Copy out each line of the data that includes the string "name".
-- The data follows --
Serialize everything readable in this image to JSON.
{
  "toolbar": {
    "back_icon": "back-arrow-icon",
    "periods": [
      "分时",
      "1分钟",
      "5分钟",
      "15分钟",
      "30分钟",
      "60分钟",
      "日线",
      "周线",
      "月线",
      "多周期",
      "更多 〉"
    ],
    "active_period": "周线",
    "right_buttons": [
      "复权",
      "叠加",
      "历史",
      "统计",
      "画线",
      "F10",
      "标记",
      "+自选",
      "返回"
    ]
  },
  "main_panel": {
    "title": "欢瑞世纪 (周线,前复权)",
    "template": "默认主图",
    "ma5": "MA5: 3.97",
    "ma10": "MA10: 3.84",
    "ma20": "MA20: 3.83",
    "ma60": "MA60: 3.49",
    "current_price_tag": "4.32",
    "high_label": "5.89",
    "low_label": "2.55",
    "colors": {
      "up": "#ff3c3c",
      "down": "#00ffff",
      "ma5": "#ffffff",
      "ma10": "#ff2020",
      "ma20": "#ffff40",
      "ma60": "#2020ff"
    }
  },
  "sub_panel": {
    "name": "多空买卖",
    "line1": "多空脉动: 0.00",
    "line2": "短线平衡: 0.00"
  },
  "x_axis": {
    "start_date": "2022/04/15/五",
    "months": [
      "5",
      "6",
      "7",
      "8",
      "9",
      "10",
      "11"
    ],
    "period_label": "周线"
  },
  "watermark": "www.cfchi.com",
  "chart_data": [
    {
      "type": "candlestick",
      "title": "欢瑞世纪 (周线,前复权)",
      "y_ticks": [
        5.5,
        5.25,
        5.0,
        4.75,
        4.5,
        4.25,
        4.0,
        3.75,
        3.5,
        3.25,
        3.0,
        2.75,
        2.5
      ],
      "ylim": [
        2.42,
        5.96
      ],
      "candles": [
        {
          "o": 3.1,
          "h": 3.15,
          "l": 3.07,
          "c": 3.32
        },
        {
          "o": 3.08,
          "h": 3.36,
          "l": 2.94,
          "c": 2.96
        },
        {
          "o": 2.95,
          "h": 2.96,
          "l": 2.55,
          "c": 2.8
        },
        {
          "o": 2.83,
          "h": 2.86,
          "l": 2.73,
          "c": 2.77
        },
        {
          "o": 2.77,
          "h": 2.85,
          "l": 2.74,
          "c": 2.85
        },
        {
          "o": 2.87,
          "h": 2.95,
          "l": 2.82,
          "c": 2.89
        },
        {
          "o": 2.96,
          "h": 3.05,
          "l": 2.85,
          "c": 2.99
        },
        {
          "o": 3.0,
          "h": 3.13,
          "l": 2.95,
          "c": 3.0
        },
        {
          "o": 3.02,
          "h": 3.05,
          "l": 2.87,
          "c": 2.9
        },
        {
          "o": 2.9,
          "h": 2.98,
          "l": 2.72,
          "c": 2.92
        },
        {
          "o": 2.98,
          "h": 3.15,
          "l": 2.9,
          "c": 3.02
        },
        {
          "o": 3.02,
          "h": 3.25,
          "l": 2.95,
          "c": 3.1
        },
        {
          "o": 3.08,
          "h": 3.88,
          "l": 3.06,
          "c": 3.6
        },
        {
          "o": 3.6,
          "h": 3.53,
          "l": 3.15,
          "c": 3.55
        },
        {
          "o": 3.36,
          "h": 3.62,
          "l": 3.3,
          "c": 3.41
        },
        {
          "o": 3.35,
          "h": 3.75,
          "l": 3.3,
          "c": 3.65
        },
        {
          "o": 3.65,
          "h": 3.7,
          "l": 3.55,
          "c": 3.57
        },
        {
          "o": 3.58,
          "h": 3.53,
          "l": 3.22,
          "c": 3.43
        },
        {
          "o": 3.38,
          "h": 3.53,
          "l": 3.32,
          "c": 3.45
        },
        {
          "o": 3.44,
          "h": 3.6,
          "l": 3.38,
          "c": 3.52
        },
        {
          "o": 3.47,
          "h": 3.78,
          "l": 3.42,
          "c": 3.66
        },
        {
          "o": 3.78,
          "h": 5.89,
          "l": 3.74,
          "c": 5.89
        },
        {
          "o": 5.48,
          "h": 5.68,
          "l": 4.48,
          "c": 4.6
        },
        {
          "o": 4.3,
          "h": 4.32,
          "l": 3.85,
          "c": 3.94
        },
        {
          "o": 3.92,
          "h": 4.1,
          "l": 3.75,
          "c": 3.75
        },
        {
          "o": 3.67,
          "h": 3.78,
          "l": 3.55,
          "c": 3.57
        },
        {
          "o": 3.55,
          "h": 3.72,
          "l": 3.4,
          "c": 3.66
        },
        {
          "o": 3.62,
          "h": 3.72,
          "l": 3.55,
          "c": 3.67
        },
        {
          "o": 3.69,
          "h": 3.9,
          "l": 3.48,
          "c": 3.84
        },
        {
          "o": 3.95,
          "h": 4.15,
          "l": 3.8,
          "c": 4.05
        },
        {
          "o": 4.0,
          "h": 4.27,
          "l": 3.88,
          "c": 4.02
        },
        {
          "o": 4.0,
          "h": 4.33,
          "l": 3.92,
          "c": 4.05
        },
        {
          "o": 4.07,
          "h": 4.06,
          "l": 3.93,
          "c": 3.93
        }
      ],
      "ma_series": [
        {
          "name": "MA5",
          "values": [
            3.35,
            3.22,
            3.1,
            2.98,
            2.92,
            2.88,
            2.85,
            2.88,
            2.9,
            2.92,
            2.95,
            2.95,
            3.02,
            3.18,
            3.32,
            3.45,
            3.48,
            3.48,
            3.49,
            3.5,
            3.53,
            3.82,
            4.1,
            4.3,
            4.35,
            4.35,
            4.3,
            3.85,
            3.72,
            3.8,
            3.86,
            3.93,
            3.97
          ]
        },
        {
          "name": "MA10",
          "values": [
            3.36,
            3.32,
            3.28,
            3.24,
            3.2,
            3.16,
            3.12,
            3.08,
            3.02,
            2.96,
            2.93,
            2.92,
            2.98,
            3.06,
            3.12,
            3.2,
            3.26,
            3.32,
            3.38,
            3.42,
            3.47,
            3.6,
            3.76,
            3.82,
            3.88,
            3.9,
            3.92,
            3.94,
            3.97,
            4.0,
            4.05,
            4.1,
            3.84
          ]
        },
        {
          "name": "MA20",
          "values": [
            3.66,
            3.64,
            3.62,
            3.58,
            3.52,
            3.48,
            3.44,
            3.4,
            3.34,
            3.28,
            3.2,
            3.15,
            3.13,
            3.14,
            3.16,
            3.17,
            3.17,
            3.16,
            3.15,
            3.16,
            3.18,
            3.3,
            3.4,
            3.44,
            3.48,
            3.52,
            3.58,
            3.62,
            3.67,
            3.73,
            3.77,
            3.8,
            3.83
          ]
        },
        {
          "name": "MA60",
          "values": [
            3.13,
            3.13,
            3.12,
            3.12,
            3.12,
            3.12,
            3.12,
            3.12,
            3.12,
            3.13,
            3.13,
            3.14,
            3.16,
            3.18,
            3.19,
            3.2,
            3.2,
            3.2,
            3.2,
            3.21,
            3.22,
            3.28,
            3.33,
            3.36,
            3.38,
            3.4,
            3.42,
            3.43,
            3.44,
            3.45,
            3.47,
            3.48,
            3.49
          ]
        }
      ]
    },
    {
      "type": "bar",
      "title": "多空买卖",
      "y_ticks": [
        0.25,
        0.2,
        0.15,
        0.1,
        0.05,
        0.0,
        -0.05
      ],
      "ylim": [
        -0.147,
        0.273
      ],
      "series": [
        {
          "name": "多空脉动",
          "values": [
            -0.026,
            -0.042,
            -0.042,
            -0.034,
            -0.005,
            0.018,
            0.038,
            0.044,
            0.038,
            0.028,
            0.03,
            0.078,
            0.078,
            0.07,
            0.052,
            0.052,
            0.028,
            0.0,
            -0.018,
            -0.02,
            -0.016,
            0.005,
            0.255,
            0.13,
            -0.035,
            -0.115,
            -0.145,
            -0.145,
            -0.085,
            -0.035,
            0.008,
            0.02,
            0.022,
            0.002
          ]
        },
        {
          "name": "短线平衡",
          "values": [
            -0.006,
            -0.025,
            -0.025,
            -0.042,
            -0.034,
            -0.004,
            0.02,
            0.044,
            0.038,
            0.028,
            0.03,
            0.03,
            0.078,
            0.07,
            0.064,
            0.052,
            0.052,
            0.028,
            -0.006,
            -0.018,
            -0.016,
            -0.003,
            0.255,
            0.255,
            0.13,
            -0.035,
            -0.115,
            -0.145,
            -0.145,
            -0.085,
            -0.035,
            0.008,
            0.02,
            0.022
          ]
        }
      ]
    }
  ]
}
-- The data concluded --
**Result of this exercise**
    "name": "多空买卖",
          "name": "MA5",
          "name": "MA10",
          "name": "MA20",
          "name": "MA60",
          "name": "多空脉动",
          "name": "短线平衡",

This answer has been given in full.